:: Given records ::
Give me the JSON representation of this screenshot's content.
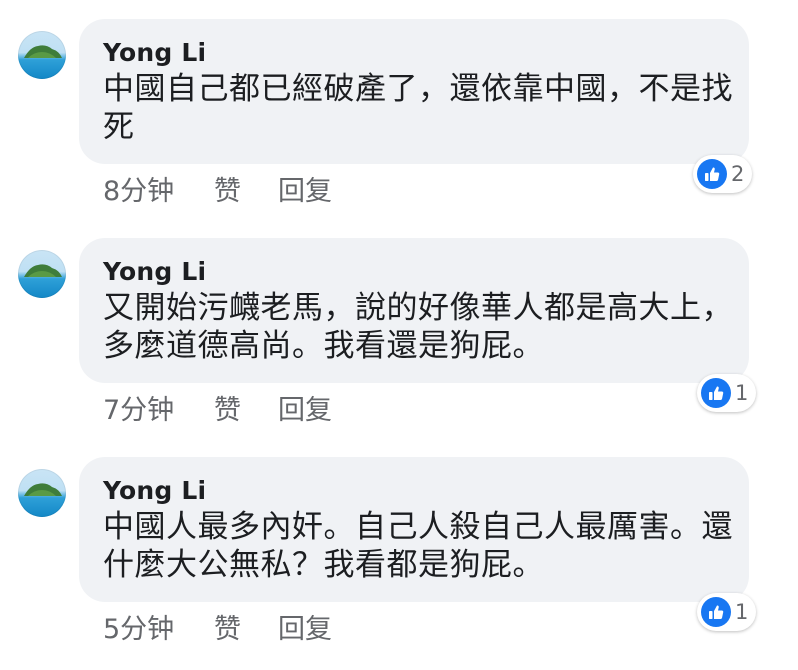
{
  "colors": {
    "bubble": "#f0f2f5",
    "meta_text": "#65676b",
    "like_blue": "#1877f2"
  },
  "comments": [
    {
      "author": "Yong Li",
      "text": "中國自己都已經破產了，還依靠中國，不是找死",
      "time": "8分钟",
      "like_label": "赞",
      "reply_label": "回复",
      "reaction_icon": "thumbs-up-icon",
      "reaction_count": "2"
    },
    {
      "author": "Yong Li",
      "text": "又開始污衊老馬，說的好像華人都是高大上，多麼道德高尚。我看還是狗屁。",
      "time": "7分钟",
      "like_label": "赞",
      "reply_label": "回复",
      "reaction_icon": "thumbs-up-icon",
      "reaction_count": "1"
    },
    {
      "author": "Yong Li",
      "text": "中國人最多內奸。自己人殺自己人最厲害。還什麼大公無私？我看都是狗屁。",
      "time": "5分钟",
      "like_label": "赞",
      "reply_label": "回复",
      "reaction_icon": "thumbs-up-icon",
      "reaction_count": "1"
    }
  ]
}
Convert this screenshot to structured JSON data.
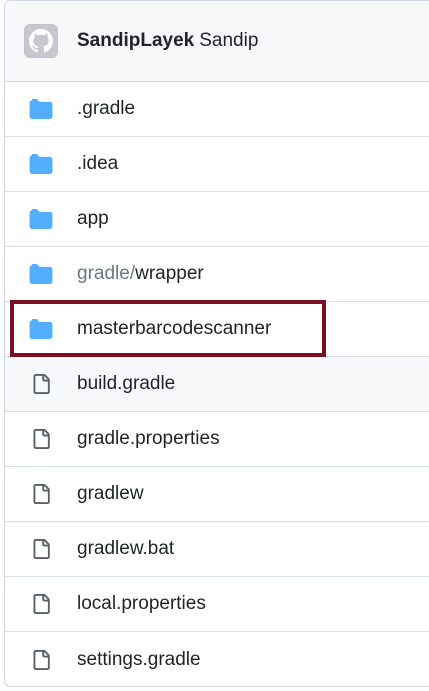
{
  "header": {
    "owner": "SandipLayek",
    "commit_message": "Sandip",
    "avatar_icon": "github-avatar-icon"
  },
  "files": [
    {
      "type": "folder",
      "name": ".gradle",
      "icon": "folder-icon"
    },
    {
      "type": "folder",
      "name": ".idea",
      "icon": "folder-icon"
    },
    {
      "type": "folder",
      "name": "app",
      "icon": "folder-icon"
    },
    {
      "type": "folder",
      "prefix": "gradle/",
      "name": "wrapper",
      "icon": "folder-icon"
    },
    {
      "type": "folder",
      "name": "masterbarcodescanner",
      "icon": "folder-icon",
      "highlighted": true
    },
    {
      "type": "file",
      "name": "build.gradle",
      "icon": "file-icon"
    },
    {
      "type": "file",
      "name": "gradle.properties",
      "icon": "file-icon"
    },
    {
      "type": "file",
      "name": "gradlew",
      "icon": "file-icon"
    },
    {
      "type": "file",
      "name": "gradlew.bat",
      "icon": "file-icon"
    },
    {
      "type": "file",
      "name": "local.properties",
      "icon": "file-icon"
    },
    {
      "type": "file",
      "name": "settings.gradle",
      "icon": "file-icon"
    }
  ],
  "colors": {
    "folder": "#54aeff",
    "file": "#57606a",
    "highlight_border": "#7b1022"
  }
}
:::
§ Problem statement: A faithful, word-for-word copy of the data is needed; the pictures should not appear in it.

§ Answer to the problem:
Give me the JSON representation of this screenshot's content.
{
  "colors": {
    "bubble": "#f0f2f5",
    "meta_text": "#65676b",
    "like_blue": "#1877f2"
  },
  "comments": [
    {
      "author": "Yong Li",
      "text": "中國自己都已經破產了，還依靠中國，不是找死",
      "time": "8分钟",
      "like_label": "赞",
      "reply_label": "回复",
      "reaction_icon": "thumbs-up-icon",
      "reaction_count": "2"
    },
    {
      "author": "Yong Li",
      "text": "又開始污衊老馬，說的好像華人都是高大上，多麼道德高尚。我看還是狗屁。",
      "time": "7分钟",
      "like_label": "赞",
      "reply_label": "回复",
      "reaction_icon": "thumbs-up-icon",
      "reaction_count": "1"
    },
    {
      "author": "Yong Li",
      "text": "中國人最多內奸。自己人殺自己人最厲害。還什麼大公無私？我看都是狗屁。",
      "time": "5分钟",
      "like_label": "赞",
      "reply_label": "回复",
      "reaction_icon": "thumbs-up-icon",
      "reaction_count": "1"
    }
  ]
}
Convert this screenshot to structured JSON data.
{
  "header": {
    "owner": "SandipLayek",
    "commit_message": "Sandip",
    "avatar_icon": "github-avatar-icon"
  },
  "files": [
    {
      "type": "folder",
      "name": ".gradle",
      "icon": "folder-icon"
    },
    {
      "type": "folder",
      "name": ".idea",
      "icon": "folder-icon"
    },
    {
      "type": "folder",
      "name": "app",
      "icon": "folder-icon"
    },
    {
      "type": "folder",
      "prefix": "gradle/",
      "name": "wrapper",
      "icon": "folder-icon"
    },
    {
      "type": "folder",
      "name": "masterbarcodescanner",
      "icon": "folder-icon",
      "highlighted": true
    },
    {
      "type": "file",
      "name": "build.gradle",
      "icon": "file-icon"
    },
    {
      "type": "file",
      "name": "gradle.properties",
      "icon": "file-icon"
    },
    {
      "type": "file",
      "name": "gradlew",
      "icon": "file-icon"
    },
    {
      "type": "file",
      "name": "gradlew.bat",
      "icon": "file-icon"
    },
    {
      "type": "file",
      "name": "local.properties",
      "icon": "file-icon"
    },
    {
      "type": "file",
      "name": "settings.gradle",
      "icon": "file-icon"
    }
  ],
  "colors": {
    "folder": "#54aeff",
    "file": "#57606a",
    "highlight_border": "#7b1022"
  }
}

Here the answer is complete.